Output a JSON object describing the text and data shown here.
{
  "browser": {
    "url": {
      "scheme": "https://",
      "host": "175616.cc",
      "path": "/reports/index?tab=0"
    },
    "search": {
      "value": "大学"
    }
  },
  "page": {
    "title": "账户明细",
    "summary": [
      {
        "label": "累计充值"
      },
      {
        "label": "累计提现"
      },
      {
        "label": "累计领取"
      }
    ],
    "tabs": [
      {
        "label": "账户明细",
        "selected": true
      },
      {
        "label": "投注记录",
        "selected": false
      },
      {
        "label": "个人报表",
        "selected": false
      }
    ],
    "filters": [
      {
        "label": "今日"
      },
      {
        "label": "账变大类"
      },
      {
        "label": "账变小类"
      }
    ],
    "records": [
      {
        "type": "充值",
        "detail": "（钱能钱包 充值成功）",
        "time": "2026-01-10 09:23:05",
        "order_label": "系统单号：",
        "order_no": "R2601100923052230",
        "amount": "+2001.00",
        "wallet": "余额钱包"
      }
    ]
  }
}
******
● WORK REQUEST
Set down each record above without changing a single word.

● EXERCISE RESULT
Output a JSON object describing the text and data shown here.
{
  "browser": {
    "url": {
      "scheme": "https://",
      "host": "175616.cc",
      "path": "/reports/index?tab=0"
    },
    "search": {
      "value": "大学"
    }
  },
  "page": {
    "title": "账户明细",
    "summary": [
      {
        "label": "累计充值"
      },
      {
        "label": "累计提现"
      },
      {
        "label": "累计领取"
      }
    ],
    "tabs": [
      {
        "label": "账户明细",
        "selected": true
      },
      {
        "label": "投注记录",
        "selected": false
      },
      {
        "label": "个人报表",
        "selected": false
      }
    ],
    "filters": [
      {
        "label": "今日"
      },
      {
        "label": "账变大类"
      },
      {
        "label": "账变小类"
      }
    ],
    "records": [
      {
        "type": "充值",
        "detail": "（钱能钱包 充值成功）",
        "time": "2026-01-10 09:23:05",
        "order_label": "系统单号：",
        "order_no": "R2601100923052230",
        "amount": "+2001.00",
        "wallet": "余额钱包"
      }
    ]
  }
}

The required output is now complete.